[Extracted material Boundary: Start]

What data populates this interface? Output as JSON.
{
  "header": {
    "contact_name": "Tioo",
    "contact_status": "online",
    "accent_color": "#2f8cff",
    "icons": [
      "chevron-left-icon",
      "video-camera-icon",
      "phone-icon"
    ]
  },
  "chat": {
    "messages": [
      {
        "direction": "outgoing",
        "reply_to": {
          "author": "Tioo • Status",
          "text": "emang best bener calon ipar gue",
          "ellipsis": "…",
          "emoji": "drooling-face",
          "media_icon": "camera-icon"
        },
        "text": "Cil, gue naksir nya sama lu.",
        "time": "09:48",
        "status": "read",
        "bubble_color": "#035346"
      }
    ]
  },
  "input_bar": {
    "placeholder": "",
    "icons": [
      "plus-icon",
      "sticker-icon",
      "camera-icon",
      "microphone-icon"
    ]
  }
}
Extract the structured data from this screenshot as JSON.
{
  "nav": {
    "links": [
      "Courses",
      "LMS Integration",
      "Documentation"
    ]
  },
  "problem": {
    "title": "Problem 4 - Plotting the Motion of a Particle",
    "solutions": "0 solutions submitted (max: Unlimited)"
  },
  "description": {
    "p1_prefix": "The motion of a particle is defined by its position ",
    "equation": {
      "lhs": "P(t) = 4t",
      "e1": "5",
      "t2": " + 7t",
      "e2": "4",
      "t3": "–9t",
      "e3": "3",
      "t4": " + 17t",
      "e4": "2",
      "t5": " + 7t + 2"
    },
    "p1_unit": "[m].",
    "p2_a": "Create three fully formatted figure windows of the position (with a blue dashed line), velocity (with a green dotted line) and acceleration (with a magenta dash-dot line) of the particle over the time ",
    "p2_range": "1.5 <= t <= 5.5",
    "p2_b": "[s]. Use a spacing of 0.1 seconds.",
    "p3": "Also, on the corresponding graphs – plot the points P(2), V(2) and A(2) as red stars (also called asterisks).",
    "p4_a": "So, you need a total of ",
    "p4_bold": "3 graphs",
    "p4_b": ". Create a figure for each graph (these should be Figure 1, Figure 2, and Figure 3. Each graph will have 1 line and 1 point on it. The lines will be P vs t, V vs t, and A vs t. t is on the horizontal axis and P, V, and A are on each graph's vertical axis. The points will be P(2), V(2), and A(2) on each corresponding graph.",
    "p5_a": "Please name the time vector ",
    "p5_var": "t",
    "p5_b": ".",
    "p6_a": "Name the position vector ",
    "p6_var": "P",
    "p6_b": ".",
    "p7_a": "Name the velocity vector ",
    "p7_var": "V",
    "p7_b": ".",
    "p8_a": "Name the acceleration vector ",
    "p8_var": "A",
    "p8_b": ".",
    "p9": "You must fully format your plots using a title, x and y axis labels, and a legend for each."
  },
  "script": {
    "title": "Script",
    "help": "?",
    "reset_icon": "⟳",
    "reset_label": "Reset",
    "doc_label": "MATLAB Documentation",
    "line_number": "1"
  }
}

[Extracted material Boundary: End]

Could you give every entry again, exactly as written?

Solution below —
What data populates this interface? Output as JSON.
{
  "header": {
    "contact_name": "Tioo",
    "contact_status": "online",
    "accent_color": "#2f8cff",
    "icons": [
      "chevron-left-icon",
      "video-camera-icon",
      "phone-icon"
    ]
  },
  "chat": {
    "messages": [
      {
        "direction": "outgoing",
        "reply_to": {
          "author": "Tioo • Status",
          "text": "emang best bener calon ipar gue",
          "ellipsis": "…",
          "emoji": "drooling-face",
          "media_icon": "camera-icon"
        },
        "text": "Cil, gue naksir nya sama lu.",
        "time": "09:48",
        "status": "read",
        "bubble_color": "#035346"
      }
    ]
  },
  "input_bar": {
    "placeholder": "",
    "icons": [
      "plus-icon",
      "sticker-icon",
      "camera-icon",
      "microphone-icon"
    ]
  }
}
Extract the structured data from this screenshot as JSON.
{
  "nav": {
    "links": [
      "Courses",
      "LMS Integration",
      "Documentation"
    ]
  },
  "problem": {
    "title": "Problem 4 - Plotting the Motion of a Particle",
    "solutions": "0 solutions submitted (max: Unlimited)"
  },
  "description": {
    "p1_prefix": "The motion of a particle is defined by its position ",
    "equation": {
      "lhs": "P(t) = 4t",
      "e1": "5",
      "t2": " + 7t",
      "e2": "4",
      "t3": "–9t",
      "e3": "3",
      "t4": " + 17t",
      "e4": "2",
      "t5": " + 7t + 2"
    },
    "p1_unit": "[m].",
    "p2_a": "Create three fully formatted figure windows of the position (with a blue dashed line), velocity (with a green dotted line) and acceleration (with a magenta dash-dot line) of the particle over the time ",
    "p2_range": "1.5 <= t <= 5.5",
    "p2_b": "[s]. Use a spacing of 0.1 seconds.",
    "p3": "Also, on the corresponding graphs – plot the points P(2), V(2) and A(2) as red stars (also called asterisks).",
    "p4_a": "So, you need a total of ",
    "p4_bold": "3 graphs",
    "p4_b": ". Create a figure for each graph (these should be Figure 1, Figure 2, and Figure 3. Each graph will have 1 line and 1 point on it. The lines will be P vs t, V vs t, and A vs t. t is on the horizontal axis and P, V, and A are on each graph's vertical axis. The points will be P(2), V(2), and A(2) on each corresponding graph.",
    "p5_a": "Please name the time vector ",
    "p5_var": "t",
    "p5_b": ".",
    "p6_a": "Name the position vector ",
    "p6_var": "P",
    "p6_b": ".",
    "p7_a": "Name the velocity vector ",
    "p7_var": "V",
    "p7_b": ".",
    "p8_a": "Name the acceleration vector ",
    "p8_var": "A",
    "p8_b": ".",
    "p9": "You must fully format your plots using a title, x and y axis labels, and a legend for each."
  },
  "script": {
    "title": "Script",
    "help": "?",
    "reset_icon": "⟳",
    "reset_label": "Reset",
    "doc_label": "MATLAB Documentation",
    "line_number": "1"
  }
}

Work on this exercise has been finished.